*EXERCISE DIRECTIONS*: For the entries that follow, count the lines containing the string "watermark" and write only the number.

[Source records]
⁂

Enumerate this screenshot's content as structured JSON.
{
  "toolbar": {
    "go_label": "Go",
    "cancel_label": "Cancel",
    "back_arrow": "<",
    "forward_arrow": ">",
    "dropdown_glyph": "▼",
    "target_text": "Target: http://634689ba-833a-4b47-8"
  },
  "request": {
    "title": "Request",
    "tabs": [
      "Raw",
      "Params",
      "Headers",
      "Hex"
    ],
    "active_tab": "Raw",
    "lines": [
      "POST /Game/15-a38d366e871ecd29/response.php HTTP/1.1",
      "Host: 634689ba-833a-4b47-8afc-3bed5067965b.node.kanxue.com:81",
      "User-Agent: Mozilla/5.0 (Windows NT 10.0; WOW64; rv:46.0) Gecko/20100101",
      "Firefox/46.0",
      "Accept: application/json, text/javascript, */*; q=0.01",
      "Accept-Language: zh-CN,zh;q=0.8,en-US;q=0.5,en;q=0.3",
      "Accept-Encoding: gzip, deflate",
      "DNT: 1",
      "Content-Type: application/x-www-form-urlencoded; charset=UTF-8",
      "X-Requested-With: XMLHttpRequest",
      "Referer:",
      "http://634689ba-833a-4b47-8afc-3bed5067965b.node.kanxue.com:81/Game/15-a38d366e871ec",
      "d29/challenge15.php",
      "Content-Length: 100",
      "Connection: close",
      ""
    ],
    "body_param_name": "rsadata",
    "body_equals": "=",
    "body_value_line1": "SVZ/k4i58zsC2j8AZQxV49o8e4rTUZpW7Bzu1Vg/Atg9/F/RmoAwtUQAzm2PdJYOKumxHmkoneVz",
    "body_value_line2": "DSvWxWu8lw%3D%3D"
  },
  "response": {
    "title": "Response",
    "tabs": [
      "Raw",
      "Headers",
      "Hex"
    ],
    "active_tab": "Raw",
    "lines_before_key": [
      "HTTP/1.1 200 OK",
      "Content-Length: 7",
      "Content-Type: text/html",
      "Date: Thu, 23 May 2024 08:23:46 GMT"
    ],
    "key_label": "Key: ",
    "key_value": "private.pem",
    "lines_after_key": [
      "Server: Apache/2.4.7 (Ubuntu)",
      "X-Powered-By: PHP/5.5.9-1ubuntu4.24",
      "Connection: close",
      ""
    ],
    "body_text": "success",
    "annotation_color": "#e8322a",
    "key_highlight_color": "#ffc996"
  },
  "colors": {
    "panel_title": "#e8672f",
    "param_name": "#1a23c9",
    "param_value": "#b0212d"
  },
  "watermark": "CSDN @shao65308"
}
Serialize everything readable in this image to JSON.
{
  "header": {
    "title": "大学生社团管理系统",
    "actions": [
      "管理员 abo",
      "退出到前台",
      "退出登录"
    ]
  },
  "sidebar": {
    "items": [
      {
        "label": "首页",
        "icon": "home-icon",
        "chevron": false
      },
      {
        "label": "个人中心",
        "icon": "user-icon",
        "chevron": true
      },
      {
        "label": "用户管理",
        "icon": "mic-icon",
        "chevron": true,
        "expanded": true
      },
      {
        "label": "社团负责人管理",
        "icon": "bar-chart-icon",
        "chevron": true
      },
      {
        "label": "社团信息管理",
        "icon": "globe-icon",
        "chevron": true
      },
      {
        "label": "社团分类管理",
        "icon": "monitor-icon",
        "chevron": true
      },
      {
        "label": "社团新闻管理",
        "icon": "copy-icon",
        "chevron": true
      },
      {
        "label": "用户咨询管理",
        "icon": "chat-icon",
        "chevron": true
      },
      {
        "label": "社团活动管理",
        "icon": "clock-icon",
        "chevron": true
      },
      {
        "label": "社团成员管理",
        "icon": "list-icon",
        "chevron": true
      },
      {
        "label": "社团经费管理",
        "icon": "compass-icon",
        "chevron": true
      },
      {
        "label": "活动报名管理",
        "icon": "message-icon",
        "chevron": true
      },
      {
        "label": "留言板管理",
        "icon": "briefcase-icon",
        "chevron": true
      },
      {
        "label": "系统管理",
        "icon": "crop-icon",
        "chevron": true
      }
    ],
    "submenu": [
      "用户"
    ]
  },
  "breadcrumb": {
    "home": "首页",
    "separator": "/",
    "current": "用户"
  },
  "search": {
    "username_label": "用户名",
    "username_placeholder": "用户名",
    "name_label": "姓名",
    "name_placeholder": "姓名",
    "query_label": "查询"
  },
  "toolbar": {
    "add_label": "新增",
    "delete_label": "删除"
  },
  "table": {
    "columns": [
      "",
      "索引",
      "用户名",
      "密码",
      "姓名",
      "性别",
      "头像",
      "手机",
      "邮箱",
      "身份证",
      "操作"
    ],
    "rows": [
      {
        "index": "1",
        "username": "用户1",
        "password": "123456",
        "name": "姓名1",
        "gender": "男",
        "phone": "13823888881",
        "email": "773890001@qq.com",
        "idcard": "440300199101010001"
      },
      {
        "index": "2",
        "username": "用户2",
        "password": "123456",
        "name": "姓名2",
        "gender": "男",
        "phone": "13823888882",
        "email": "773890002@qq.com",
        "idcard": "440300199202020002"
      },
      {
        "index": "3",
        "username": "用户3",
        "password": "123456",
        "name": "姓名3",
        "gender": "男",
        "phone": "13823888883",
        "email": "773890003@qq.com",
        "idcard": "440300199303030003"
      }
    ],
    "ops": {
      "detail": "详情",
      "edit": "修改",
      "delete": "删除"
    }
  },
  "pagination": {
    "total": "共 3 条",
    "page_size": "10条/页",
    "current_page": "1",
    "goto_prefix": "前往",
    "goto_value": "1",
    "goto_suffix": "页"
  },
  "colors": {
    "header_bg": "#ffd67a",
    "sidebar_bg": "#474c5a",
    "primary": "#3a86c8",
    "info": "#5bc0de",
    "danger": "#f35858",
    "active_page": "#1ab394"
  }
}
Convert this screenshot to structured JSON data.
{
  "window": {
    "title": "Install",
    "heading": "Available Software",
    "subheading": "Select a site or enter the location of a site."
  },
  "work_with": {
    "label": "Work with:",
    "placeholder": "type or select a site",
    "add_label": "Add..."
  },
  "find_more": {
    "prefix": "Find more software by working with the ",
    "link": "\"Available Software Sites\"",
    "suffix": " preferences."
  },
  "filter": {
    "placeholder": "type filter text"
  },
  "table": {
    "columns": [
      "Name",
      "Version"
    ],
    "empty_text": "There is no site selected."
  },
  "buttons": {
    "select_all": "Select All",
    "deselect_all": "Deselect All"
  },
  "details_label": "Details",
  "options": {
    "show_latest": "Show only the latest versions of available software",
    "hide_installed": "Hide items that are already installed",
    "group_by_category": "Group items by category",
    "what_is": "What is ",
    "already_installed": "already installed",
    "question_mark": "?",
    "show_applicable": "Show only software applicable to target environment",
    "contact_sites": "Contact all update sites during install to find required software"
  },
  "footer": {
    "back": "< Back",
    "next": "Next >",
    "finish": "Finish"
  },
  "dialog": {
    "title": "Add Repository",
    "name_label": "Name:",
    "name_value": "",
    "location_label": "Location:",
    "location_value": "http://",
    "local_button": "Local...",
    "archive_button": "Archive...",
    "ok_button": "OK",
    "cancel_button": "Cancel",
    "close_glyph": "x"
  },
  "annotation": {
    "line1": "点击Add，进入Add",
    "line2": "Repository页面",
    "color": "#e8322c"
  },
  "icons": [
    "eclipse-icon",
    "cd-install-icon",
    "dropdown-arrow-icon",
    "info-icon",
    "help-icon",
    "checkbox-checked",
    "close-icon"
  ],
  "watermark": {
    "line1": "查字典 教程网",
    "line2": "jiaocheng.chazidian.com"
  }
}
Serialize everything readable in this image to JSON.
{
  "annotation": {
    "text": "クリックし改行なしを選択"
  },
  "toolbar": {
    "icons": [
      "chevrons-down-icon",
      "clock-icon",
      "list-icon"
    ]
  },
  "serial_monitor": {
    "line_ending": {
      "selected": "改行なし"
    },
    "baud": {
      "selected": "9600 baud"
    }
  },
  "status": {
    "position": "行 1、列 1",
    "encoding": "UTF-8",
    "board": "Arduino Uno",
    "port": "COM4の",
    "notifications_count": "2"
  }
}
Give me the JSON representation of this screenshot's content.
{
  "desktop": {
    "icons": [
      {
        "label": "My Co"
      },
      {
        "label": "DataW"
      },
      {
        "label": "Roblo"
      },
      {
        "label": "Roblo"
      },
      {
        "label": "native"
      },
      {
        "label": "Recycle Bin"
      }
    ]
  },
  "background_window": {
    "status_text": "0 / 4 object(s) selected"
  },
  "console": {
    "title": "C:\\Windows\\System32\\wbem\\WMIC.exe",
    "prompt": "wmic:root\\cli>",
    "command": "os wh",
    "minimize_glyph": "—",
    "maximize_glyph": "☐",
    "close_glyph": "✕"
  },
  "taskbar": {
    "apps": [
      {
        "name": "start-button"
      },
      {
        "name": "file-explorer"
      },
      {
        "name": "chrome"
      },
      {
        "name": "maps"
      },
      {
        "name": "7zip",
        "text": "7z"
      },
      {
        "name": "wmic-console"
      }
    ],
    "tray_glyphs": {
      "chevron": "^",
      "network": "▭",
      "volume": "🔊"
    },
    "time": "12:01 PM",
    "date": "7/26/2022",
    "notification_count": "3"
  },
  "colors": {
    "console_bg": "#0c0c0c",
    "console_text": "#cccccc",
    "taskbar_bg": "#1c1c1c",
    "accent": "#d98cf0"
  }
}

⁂

*ANSWER BOX*: 2